An indication of how such a disaster may be avoided is provided in another new publication, Learning Together: The Opportunity to Achieve Universal Education, which calls itself an “action oriented study conducted in West Bengal” by Shiksha Alochana, a “platform... formed in 2016 by a group of primary school teachers who [wanted to] transform their schools into active social institutions, which, apart from bringing in excellence in teaching-learning and all-round development of children, would inspire, accommodate and integrate local communities with the school.” In Learning Together, the experiences of teachers who found novel, innovative ways to reach out to deprived children during the pandemic are recorded, which, in turn, may provide clues to how formal teaching-learning can be resumed once schools reopen. Chapter Two of the study, “Alternative processes of teaching-learning during the pandemic”, records some of the ways in which teachers have been reaching out to students whilst schools remain closed. These have included in-person classes in spaces where Covid-19 protocols can be maintained; used digital tools and methods where feasible; or taken the form of creating plays, cartoons or videos that can be easily shared. Most crucially, all of these modes of connecting with students have been vitally dependent on the active participation of local communities and (usually young) volunteers. Such experiments by its members have enabled Shiksha Alochana to suggest ways and means to overcome the challenges that lie ahead, succinctly presented in Chapter Three of the study, “Challenges ahead and way forward”. These include a five-point agenda for reopening schools, starting from “Preparing the ground” to “Preparing the schools” to “Preparing for lessons” where a set of Minimum Most Essential Learning Outcomes are chalked out for Classes I through V. The study ends by reminding us that the education of our children is a collective responsibility and not something that can be left to the government alone, or allowed to be blown about by the whims and fancies of private entities. Learning Together can be seen as a kind of companion piece to Locked Out, helping us to think through the process of resuming our children’s formal schooling — not in a typically business-as-usual fashion but keeping in mind the havoc already wreaked by the pandemic, the contours of which are still not fully clear. As Sukanta Chaudhuri puts it in his magisterial Foreword to Learning Together, “We are fortunate in having a substantial body of teachers in our state who can think so big even in this most disheartening of times, and propose a practical template for reform. Let us not fail them, so that we do not fail our children and our nation.”
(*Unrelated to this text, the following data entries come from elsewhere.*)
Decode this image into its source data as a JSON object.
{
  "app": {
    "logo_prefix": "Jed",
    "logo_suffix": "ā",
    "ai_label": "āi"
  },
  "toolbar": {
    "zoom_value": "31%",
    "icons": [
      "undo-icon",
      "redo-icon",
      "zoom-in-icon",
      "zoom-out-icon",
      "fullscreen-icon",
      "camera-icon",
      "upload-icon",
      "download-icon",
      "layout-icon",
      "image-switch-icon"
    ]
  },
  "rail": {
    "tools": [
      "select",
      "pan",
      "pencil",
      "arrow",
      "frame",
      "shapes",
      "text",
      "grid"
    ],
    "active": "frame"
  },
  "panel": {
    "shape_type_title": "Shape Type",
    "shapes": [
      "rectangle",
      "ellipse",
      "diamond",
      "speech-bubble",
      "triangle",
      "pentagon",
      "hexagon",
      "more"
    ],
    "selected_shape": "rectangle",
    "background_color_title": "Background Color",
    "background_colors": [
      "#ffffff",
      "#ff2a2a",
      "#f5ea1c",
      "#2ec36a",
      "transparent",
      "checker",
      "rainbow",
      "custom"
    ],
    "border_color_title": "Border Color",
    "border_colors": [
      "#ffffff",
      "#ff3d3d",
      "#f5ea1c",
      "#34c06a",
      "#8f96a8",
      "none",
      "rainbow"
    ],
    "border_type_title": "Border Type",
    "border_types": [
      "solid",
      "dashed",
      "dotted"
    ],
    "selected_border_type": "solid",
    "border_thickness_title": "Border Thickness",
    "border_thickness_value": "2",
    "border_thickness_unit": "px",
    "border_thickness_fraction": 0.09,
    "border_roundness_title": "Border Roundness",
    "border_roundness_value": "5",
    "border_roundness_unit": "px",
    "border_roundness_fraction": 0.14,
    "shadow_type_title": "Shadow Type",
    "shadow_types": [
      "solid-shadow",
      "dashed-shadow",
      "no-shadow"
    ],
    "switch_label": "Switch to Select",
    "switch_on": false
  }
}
Samantak Das is professor of Comparative Literature and pro-vice-chancellor, Jadavpur University. Views expressed are personal